Geothermal may be out of the ballpark for some budget-driven Kiwis. Again a long term approach may help the overall warmth of a house year round.
Thinking close to home again, we have taken out a couple of log burners, put in one heat pump an HRV ventilation-heat transfer system, extra double glazing as well as fresh insulation under a new coloursteel non-leaking roof.
There are continuing costs to HRV, including the replacement of filters. Likewise heat pumps have to be maintained.
Retrospective double-glazing can be expensive to install as most home owners realise, but double glazing is standard in new builds.
E-Co Products Group (which trades as HRV) chief financial officer Robert Bell says his franchise-based company has spread its wings with the acquisition of part of a double glazing-windows treatment business, Energy Saving Centre, which went into liquidation late in 2014 year.
That means HRV, owned by an Australian private equity group Equity Partners and senior managers, can offer a number of insulation solutions to existing customers. There are 150,000 homes with HRV, Bell says.
While HRV had only retained the South Island staff of Energy Saving Centre, there are plans to expand the retro-fitted double glazing work into the North Island with $500,000 invested in reviving the business, he says. "I'd like to be in Wellington in the New Year."
Bell, with the group since 2010, has watched staff levels including sales and window fitting teams grow to 600 including 53 at the magnets-based glazing business as well as selling heat pumps. "So it's really a whole home solution, and that's a big focus for us."

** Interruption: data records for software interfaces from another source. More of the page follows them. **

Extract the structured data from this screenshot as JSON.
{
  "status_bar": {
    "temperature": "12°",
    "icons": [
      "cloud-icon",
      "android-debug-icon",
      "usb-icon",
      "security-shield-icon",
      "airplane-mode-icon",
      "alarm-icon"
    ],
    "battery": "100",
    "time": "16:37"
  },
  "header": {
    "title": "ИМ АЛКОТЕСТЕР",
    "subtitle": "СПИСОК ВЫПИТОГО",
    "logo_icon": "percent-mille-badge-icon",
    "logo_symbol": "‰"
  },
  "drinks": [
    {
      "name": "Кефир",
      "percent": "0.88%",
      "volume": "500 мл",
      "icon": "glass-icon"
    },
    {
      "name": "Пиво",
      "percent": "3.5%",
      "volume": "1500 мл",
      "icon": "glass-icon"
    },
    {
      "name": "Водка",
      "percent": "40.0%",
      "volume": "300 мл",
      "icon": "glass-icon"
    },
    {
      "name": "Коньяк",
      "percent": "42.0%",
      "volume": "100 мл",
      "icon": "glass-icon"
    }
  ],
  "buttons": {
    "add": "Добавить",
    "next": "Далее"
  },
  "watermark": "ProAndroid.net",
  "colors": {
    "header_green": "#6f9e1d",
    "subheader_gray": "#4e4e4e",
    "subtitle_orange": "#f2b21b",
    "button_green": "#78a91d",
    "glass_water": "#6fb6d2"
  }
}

Miranda James, spokeswoman for the New Zealand Green Building Council, says the council's recommendation is for home builders to think about heating and insulation right at the beginning of the design process.
"What we advocate for is to think about where you're putting your glazing, more on the northern side less on the southern side, and using a home layout which is going to be warm ... insulation is really a major, it sounds like an easy thing but there are still a lot of homes that are under insulated.
A new system in the market was "outsulation" building a home from scratch from panels that had the insulation material to the exterior of the building.
"New Zealand's becoming a bit more like the European market where people understand that a product with good thermal efficiency is what they want to go for," James said.
Energy Efficiency and Conservation Authority efficient products manager Eddie Thompson says heating is another component to healthy homes, with heatpumps having become a common source of radiation.
EECA is a government agency that works to improve the energy efficiency of New Zealand's homes and businesses, and offers some subsidised ceiling and underfloor insulation options for the elderly and those on low incomes.
The heat pump industry is starting to see a "levelling off" of sales given the huge number of devices already installed. EECA data showed that sales of "single-split" heat pumps into homes rose from around 32,000 in 2004 to a peak of 118,000 then 119,000 in 2009 and 2010 before retreating. Sales of 91,000 then 88,000 were recorded in 2013 and 2014.
"It's reaching a plateau now, one in four homes have a heat pump and now (sales) are starting to be the replacements," Thompson says. Warranties on heat pumps averaged around five or six years suggesting a life of 10 or 12 years.
"But I got phoned up by a lady who'd had hers 18 years and she was just looking for a new one." The latest models were a lot more energy efficient that heat pumps built in 2004, he says.
One of the key issues with heat was sizing the heater or heat pump to the space required. The use of cleaner wood burners is one trend, particularly in Canterbury where a lot of the older burners are needing to be replaced.